The reason exponential growth is a topic in doomer circles, is because exponential growth of almost any important quantity will lead to disaster before very long. For example, exponential growth of population, by 4% per year, would lead to 6.5 million times as many people in the world in 400 years, necessitating a massive die-off. And exponential growth of energy usage, by a few percent per year, would lead to the oceans boiling in only a few centuries. In most cases, sustained exponential growth leads to die-off or collapse before very long. Just look at colonies of bacteria or yeast, which (as doomers frequently point out) grow exponentially until they suffocate in their own waste or exhaust their food supply.
There is only one big problem, with all this talk of exponential growth and then collapse. The problem is: no important quantities are growing exponentially.
Take energy consumption as an example. Energy consumption is not growing exponentially. In fact, energy consumption per capita isn't growing at all, not even linearly, and hasn't grown much for decades. This point should be obvious to anyone over age 40, by just looking around and then remembering how things used to be. Do you use exponentially more electricity than in 1970? Do you set your thermostat 3% higher every year? Do you use exponentially more gasoline than in 1970? In fact, you probably use less gasoline, if your car in 1970 was anything like my parents' cars, which got about 10 mpg.
In fact, energy usage per capita has been essentially flat for the last 5 years or so, and was growing only very slowly in the 2 decades before that, and not at an exponential rate.
Well, even if energy usage per capita isn't growing exponentially, isn't the world population growing exponentially? Don't we face exponentially more people, and so exponentially more resource usage even if resource usage per capita remains the same?
No, the population of the world is not growing exponentially. In fact, the population is growing, but at a declining rate. Already, the rate of population growth has reached 0% in many industrialized countries, and is declining rapidly in developing countries. Furthermore, there is every reason to believe that the rate of population growth in developing countries will also reach 0%, since they're basically following the same pattern which industrialized countries have laid down. As a result, most professional demographers believe that world population will level off at between 10 and 12 billion people.
Well, isn't the economy growing exponentially? We see figures like "3% growth this year" which seems to imply it's growing exponentially, right? And, since we need energy for economic growth, doesn't that mean that the rate of energy usage is also growing at 3%?

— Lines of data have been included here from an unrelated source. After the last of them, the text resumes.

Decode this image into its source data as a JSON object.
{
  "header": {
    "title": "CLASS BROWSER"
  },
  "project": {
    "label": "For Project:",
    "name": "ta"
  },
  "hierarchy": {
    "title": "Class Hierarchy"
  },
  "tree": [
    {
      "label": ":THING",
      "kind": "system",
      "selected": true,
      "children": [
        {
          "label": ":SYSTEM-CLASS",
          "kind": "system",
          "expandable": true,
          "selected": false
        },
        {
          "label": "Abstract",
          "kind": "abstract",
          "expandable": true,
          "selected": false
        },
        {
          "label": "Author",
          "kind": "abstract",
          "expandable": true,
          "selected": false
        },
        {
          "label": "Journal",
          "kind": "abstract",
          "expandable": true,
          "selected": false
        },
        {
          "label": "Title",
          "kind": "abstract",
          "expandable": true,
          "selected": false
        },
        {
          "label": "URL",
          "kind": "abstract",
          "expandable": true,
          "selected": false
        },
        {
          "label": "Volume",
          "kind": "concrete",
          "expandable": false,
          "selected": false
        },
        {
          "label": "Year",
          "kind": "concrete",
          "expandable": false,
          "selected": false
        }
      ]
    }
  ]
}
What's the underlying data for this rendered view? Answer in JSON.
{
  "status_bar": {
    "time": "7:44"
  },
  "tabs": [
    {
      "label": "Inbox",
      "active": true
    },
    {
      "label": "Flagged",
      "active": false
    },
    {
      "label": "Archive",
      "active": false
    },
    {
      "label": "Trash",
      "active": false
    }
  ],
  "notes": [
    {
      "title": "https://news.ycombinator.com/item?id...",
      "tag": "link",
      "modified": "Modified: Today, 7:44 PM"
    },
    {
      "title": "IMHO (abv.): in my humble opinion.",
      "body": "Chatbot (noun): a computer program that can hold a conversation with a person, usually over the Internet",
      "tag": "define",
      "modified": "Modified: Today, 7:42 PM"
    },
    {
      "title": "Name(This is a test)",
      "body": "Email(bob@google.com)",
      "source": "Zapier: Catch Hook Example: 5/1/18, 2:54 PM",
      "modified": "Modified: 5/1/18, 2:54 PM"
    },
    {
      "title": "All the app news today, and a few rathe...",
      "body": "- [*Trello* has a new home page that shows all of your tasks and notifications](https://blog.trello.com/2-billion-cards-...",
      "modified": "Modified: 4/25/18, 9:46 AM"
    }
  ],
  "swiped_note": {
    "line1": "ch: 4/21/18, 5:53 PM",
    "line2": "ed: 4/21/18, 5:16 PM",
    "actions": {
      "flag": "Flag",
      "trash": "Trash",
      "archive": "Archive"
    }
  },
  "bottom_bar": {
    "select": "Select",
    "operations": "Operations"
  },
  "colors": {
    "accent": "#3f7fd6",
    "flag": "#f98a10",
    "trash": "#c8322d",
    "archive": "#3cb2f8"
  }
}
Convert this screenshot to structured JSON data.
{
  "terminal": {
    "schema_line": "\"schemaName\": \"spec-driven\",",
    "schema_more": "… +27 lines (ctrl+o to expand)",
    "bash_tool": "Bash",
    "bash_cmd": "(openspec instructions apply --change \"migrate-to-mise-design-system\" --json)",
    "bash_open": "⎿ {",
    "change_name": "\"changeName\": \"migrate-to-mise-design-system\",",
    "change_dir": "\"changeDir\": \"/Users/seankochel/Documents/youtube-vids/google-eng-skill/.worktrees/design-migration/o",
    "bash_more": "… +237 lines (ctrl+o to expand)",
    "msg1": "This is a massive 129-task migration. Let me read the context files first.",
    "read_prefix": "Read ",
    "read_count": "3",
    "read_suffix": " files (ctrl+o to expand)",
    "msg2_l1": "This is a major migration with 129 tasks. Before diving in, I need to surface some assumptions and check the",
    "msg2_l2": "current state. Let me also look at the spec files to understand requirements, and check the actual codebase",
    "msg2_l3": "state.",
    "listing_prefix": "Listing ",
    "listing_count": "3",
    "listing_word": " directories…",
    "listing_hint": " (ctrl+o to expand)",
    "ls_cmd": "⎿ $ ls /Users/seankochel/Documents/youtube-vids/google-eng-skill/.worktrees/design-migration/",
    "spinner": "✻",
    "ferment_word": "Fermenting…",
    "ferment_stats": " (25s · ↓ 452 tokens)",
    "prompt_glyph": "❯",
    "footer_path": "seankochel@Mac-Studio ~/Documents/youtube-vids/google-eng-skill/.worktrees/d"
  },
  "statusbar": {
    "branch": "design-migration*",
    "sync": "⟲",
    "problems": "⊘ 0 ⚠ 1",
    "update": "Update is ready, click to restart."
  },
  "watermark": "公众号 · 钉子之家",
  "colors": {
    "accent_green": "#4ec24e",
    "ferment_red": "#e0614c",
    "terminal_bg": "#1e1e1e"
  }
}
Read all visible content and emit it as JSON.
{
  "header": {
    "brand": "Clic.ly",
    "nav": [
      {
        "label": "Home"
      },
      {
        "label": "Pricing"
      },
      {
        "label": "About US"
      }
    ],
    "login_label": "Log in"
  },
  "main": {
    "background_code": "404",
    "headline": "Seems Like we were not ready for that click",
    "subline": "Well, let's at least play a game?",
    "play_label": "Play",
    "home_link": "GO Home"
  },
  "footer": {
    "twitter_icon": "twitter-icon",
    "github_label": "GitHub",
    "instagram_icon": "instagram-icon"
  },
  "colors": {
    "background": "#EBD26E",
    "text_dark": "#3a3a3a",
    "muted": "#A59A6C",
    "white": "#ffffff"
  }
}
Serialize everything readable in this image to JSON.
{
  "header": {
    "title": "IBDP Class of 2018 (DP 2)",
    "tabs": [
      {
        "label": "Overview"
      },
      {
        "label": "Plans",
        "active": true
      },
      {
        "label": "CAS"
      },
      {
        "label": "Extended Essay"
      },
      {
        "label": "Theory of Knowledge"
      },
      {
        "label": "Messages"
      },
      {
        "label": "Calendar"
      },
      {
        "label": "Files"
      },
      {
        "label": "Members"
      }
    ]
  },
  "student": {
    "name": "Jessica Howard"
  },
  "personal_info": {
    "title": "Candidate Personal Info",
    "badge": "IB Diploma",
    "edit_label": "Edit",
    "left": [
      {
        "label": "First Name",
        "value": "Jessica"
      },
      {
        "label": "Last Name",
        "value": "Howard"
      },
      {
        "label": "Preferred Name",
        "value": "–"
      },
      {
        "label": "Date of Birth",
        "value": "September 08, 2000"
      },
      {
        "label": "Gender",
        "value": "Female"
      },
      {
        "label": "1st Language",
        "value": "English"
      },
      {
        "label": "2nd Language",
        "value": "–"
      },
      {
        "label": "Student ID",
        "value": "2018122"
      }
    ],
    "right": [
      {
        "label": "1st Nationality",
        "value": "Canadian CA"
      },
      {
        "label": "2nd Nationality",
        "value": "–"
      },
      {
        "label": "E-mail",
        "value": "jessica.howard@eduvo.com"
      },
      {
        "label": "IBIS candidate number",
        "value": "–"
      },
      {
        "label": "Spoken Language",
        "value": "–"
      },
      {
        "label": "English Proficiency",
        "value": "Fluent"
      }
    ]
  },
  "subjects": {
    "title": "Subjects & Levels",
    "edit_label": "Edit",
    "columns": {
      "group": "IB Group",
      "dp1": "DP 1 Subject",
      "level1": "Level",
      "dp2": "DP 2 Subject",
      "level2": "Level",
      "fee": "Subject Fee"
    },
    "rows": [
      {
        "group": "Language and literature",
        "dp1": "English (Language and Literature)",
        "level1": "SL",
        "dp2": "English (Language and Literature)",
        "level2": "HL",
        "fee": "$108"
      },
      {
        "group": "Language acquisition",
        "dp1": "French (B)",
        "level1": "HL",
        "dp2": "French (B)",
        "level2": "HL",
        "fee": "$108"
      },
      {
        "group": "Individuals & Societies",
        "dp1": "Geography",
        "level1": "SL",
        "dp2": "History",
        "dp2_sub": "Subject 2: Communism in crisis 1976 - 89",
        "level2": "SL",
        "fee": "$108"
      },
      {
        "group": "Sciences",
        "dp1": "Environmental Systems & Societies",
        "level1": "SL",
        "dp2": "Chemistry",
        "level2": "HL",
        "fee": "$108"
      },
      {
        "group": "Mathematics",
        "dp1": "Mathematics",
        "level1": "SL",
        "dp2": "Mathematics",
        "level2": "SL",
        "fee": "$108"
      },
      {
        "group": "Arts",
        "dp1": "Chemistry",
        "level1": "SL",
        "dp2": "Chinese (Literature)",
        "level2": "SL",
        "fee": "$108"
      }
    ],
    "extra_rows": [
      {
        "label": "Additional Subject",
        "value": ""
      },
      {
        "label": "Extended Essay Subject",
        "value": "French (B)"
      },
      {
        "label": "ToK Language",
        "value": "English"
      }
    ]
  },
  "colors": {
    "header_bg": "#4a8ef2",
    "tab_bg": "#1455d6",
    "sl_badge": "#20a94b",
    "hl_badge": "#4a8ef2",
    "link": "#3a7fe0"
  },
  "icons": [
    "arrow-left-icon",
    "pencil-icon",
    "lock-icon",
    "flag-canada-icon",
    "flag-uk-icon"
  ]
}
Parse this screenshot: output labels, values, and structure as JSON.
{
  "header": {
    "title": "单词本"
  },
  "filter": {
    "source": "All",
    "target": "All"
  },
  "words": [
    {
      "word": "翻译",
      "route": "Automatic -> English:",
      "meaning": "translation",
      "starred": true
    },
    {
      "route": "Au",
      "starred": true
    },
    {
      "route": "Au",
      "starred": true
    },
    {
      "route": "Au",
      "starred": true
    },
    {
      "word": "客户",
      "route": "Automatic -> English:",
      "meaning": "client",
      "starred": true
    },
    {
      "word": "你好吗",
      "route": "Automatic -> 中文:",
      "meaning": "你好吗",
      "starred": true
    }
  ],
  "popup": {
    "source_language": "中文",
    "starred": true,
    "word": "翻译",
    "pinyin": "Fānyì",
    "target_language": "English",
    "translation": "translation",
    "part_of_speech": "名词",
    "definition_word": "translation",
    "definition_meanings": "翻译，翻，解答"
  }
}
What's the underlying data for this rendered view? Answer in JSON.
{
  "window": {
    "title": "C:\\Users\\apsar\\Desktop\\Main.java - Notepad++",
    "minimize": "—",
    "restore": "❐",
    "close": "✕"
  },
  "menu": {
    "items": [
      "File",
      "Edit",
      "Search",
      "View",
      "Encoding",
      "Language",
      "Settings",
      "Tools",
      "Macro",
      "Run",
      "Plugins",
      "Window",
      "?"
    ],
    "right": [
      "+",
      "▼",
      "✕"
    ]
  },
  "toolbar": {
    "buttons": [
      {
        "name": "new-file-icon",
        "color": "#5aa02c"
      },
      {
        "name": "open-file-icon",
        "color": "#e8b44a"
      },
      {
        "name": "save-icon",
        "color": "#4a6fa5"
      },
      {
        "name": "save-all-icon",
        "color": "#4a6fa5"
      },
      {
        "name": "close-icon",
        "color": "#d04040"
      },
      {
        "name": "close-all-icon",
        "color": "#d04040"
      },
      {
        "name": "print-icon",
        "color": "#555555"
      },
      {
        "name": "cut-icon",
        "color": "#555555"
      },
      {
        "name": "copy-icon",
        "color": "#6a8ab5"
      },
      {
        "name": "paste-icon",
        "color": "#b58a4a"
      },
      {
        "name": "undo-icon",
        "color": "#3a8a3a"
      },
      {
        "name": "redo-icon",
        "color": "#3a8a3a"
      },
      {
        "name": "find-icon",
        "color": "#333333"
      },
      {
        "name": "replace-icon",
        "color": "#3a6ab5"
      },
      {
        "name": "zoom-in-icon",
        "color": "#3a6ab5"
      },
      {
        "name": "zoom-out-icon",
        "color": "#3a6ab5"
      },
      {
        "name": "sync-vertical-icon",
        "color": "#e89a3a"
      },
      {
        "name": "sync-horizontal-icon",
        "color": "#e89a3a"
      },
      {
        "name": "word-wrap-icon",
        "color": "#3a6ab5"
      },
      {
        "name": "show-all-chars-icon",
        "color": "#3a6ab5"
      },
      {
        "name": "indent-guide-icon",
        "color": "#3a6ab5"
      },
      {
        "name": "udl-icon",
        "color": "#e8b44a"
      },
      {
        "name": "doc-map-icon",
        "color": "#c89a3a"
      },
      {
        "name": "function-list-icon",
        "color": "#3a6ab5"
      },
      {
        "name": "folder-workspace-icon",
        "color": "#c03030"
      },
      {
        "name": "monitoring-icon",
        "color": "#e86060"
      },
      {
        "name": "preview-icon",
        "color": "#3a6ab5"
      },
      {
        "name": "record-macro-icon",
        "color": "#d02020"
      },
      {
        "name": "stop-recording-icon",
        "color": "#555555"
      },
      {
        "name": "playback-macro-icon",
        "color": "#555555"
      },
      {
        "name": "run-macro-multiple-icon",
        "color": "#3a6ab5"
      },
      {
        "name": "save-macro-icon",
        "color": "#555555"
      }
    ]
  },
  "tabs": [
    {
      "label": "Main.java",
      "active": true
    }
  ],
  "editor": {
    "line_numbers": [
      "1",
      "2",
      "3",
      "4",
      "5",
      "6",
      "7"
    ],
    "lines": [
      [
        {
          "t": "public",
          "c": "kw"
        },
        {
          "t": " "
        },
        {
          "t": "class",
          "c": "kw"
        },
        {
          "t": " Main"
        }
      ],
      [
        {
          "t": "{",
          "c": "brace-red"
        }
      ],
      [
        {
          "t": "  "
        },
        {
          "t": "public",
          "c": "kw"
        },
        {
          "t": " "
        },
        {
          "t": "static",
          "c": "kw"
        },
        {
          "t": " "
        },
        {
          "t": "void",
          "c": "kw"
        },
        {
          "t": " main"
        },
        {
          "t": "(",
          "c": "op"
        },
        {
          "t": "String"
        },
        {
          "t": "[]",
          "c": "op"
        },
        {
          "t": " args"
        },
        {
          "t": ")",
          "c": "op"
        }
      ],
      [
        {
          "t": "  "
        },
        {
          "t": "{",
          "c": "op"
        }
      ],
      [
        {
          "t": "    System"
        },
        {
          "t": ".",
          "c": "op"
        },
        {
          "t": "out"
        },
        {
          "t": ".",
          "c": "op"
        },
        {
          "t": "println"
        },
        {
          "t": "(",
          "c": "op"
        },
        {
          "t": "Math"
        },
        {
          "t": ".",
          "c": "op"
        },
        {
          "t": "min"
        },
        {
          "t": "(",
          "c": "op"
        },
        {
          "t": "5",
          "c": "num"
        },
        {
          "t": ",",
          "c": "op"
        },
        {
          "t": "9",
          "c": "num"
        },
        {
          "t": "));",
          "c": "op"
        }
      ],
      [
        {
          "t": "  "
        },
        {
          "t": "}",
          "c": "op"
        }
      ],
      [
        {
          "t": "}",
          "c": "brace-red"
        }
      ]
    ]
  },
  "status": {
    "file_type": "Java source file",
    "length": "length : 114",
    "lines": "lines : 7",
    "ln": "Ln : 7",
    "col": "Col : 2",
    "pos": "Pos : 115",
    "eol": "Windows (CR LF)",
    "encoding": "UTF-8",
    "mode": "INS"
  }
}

First, economic growth isn't the same thing as growth in energy consumption. (This mistake is very common). The term "economic growth" refers to growth in production of things you can buy. If someone invents a new drug, he has caused the economy to grow, even if manufacturing that drug takes less energy than manufacturing the older equivalent.
Second, the economy is not growing exponentially. The rate of economic growth is delining everywhere. As economies mature, their rates of growth decline. This has already happened in all first-world countries, which do not enjoy anyhwere near the rates of growth of (say) China or India.
Thus, essentially no important physical quantity is growing exponentially1. Population is not growing exponentially. Energy usage is not growing exponentially. Industrial output is not growing exponentially. The economy is not growing exponentially. Food production is not growing exponentially.
Since these quantities are not growing exponentially, it would be a basic mathematical error to use exponential functions to model them.
Both population and energy usage will grow and then level off before very long. There is ample historical precedent for this.
1 The term "exponential growth" refers to a mathematical function like this: f(t)=bt where b is constant. If b is not constant, then it's not an exponential function. None of the quantities listed in this article are growing according to an exponential function.